First-ever LEO attends MacDill Airman Leadership School

  • Published
  • By Senior Airman Adam R. Shanks
  • 6th Air Refueling Wing Public Affairs

Looking at Airman Leadership School’s Class 20A at MacDill Air Force Base, Florida, one would see many bright-eyed faces. Uniforms are crisp and serviceable. Personal appearance is sharp and presentable.

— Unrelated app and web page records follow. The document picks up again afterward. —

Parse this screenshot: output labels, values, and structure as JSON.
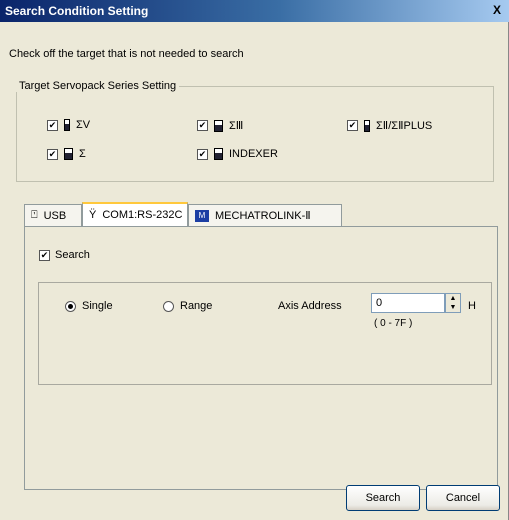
{
  "window": {
    "title": "Search Condition Setting",
    "close_glyph": "X"
  },
  "instruction": "Check off the target that is not needed to search",
  "series_group": {
    "legend": "Target Servopack Series Setting",
    "items": [
      {
        "label": "ΣV",
        "checked": true,
        "icon": "servopack-icon"
      },
      {
        "label": "ΣⅢ",
        "checked": true,
        "icon": "servopack-icon"
      },
      {
        "label": "ΣⅡ/ΣⅡPLUS",
        "checked": true,
        "icon": "servopack-icon"
      },
      {
        "label": "Σ",
        "checked": true,
        "icon": "servopack-icon"
      },
      {
        "label": "INDEXER",
        "checked": true,
        "icon": "indexer-icon"
      }
    ]
  },
  "tabs": [
    {
      "label": "USB",
      "icon": "usb-icon",
      "active": false
    },
    {
      "label": "COM1:RS-232C",
      "icon": "com-port-icon",
      "active": true
    },
    {
      "label": "MECHATROLINK-Ⅱ",
      "icon": "mechatrolink-icon",
      "active": false
    }
  ],
  "panel": {
    "search_label": "Search",
    "search_checked": true,
    "mode_single": "Single",
    "mode_range": "Range",
    "mode_selected": "Single",
    "axis_address_label": "Axis Address",
    "axis_address_value": "0",
    "unit_label": "H",
    "range_hint": "( 0 - 7F )"
  },
  "buttons": {
    "search": "Search",
    "cancel": "Cancel"
  },
  "colors": {
    "title_bar": "#0a246a",
    "dialog_bg": "#ece9d8",
    "active_tab_accent": "#ffc83c"
  }
}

They’re displaying themselves as the new front-line supervisors they are soon to become, once they’ve broken into the NCO tier.

But one man in attendance stands out from the rest.

He has a uniform complete with a nametape and chevrons on his sleeve, but the left side of his chest reads: Hillsborough County Sheriff’s Office.

Cpl. Tommy Herr, the first-ever law enforcement officer to attend the Chief Master Sgt. Aubert E. Dozier Airman Leadership School at MacDill, joined Class 20A to offer his perspective while also gaining knowledge from professional military education.

“As an HCSO first-line supervisor, it was an absolute honor to have been given the opportunity to attend ALS at MacDill,” said Herr. “Throughout my experience, I was welcomed and encouraged by all levels of Air Force command.”

Master Sgt. Matthew Orlando, the ALS commandant at MacDill AFB, was one of the leaders that encouraged Herr to join.

“It was fantastic to have Cpl. Herr join our class and the program,” remarked Orlando. “He already had around 15 years of experience and he really brought a different perspective that enhanced the course.”

Orlando explained that he’s been working to invite local Tampa agencies to send a person to ALS, and Herr happened to be the first.

“It was an easy sell; what we’re teaching poses a huge value to Airmen, but to a law enforcement supervisor as well,” said Orlando. “I’m trying to create a total force aspect of our class, so having active duty, guard, reserve joint partners such as the U.S. Navy or U.S. Coast Guard and local law enforcement builds upon our community partnership.”

Although he had zero military experience beforehand, the way ALS is structured allows soon-to-be supervisors to gain the proper knowledge to lead others, no matter what uniform they wear.

“I enjoy attending different leadership classes and learning new perspectives to help continue my leadership development,” said Herr. “ALS was suggested by members of my training division and they indicated that it would be a rewarding, yet challenging experience.”

During class discussions, Air Force culture and core values were talked about extensively. Despite Herr not being an Airman himself, he was still able to take in the ideations of military service.

“I’ve worked to become a Florida Law Enforcement instructor, and overall I was impressed with the course’s structure and implementation,” said Herr. “The course promoted the development and retention of information and tactics that were taught during instructor-led discussions.”

Herr explained that one thing that stood out to him most during his time in ALS, was the professionalism and respect that everyone displayed towards one another.

“During our physical training, everyone worked together and encouraged each other to excel,” said Herr. “ALS did an excellent job of encouraging teamwork and healthy competition within both flights of students.”

ALS physical training has the reputation of being intense, but friendly competition came in forms of “gatorball” and volleyball.

“I enjoyed playing those, especially because we won,” laughed Herr. “But my final highlight of the course was graduation, what an electrifying crowd and experience.”

After 192 hours of training in ALS, Herr graduated with 27 other service members and even earned the school’s only Commandant Award.

“Herr performed with the tenacity and tact of a great supervisor during his time with us,” added Orlando. “No matter what uniform he wears, I’m confident in his ability to lead and mentor his fellow law enforcement officers, and even Airmen.”